For aircraft speeds which are very much less than the speed of sound, the aircraft is said to be subsonic. Typical speeds for subsonic aircraft are less than 250 mph, and the Mach number M is much less than one, M << 1 . For subsonic aircraft, we can neglect compressibility effects and the air density remains nearly constant.

The first powered aircraft to explore this regime was the Wright Brothers' 1903 flyer. Modern general aviation and commuter airliners continue to fly in this speed regime. At such low speeds, propellers provide a very fuel efficient propulsion system. On the slide we show a C-130 cargo aircraft which is powered by four turboprop engines.

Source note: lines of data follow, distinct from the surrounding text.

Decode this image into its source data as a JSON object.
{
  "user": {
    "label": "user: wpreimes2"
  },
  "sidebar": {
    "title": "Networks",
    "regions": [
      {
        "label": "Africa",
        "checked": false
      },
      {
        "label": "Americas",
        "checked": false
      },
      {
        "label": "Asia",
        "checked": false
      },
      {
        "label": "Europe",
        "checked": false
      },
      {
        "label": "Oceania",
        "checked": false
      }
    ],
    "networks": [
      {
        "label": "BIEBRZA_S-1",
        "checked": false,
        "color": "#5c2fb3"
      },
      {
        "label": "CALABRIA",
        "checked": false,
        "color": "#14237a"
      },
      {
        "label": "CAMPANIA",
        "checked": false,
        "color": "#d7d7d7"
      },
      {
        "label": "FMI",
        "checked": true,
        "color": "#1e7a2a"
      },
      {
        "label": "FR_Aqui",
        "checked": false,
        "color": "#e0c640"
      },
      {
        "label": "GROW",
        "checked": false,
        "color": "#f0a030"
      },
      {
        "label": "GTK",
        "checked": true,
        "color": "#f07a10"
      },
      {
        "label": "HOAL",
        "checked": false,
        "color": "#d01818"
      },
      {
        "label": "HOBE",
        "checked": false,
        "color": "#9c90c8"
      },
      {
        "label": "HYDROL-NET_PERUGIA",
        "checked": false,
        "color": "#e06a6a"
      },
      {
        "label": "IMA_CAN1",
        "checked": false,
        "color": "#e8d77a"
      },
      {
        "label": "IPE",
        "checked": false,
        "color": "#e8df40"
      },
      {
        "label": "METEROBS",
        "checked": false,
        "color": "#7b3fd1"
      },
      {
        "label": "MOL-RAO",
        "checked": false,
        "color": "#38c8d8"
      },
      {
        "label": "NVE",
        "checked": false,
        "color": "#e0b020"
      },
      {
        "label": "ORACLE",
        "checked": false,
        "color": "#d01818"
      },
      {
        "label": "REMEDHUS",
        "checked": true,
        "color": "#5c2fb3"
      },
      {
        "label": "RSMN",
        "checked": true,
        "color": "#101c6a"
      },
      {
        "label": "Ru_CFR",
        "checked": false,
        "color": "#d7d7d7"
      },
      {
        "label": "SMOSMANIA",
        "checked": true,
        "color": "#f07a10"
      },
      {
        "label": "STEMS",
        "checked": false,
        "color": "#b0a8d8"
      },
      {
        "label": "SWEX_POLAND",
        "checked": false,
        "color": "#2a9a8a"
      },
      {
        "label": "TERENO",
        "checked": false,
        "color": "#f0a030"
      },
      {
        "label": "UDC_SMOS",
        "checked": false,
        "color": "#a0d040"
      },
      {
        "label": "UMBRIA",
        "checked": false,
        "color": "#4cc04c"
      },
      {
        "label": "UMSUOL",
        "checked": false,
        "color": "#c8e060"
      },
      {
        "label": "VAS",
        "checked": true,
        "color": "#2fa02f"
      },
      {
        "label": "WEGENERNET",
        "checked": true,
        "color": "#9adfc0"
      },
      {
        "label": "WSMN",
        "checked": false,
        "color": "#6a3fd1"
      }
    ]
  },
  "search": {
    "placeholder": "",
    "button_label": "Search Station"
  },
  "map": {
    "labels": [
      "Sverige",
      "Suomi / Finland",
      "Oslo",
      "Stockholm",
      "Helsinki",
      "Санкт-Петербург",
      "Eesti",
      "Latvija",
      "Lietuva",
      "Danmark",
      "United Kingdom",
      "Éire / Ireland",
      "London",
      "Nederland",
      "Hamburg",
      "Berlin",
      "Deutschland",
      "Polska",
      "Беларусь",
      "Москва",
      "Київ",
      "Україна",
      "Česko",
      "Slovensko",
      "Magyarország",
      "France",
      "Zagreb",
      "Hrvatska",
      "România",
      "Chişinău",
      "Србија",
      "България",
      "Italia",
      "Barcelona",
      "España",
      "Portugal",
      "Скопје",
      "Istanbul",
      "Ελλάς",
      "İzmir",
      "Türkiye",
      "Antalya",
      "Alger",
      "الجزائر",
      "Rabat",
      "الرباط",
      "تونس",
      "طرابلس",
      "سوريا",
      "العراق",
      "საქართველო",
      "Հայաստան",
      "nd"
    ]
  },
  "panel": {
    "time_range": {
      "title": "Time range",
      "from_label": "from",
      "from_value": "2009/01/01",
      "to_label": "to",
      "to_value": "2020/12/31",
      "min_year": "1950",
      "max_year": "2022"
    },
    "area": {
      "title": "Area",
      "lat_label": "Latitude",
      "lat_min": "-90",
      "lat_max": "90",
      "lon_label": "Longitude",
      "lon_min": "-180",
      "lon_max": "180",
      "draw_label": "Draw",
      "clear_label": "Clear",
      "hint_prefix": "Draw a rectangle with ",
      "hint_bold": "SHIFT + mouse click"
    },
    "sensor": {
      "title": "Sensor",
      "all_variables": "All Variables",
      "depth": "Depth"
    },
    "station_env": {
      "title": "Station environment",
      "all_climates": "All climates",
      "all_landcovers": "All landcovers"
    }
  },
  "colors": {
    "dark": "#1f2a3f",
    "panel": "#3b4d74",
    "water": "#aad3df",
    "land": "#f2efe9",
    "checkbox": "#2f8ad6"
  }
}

The wings of subsonic aircraft are typically rectangular in planform and made of light weight aluminum, although the Wrights used wood and cloth in their wing construction.


Activities:
Guided Tours


Navigation ..

Button to Display Propulsion Index Button to Display Aerodynamics Index Button to Display Hi Speed Aero Index
Beginner's Guide Home Page

 

     First Gov Image


+ Inspector General Hotline
+ Equal Employment Opportunity Data Posted Pursuant to the No Fear Act
+ Budgets, Strategic Plans and Accountability Reports
+ Freedom of Information Act
+ The President's Management Agenda
+ NASA Privacy Statement, Disclaimer,
and Accessibility Certification

 

NASA Logo   
Editor: Tom Benson
NASA Official: Tom Benson
Last Updated: Jun 12 2014

+ Contact Glenn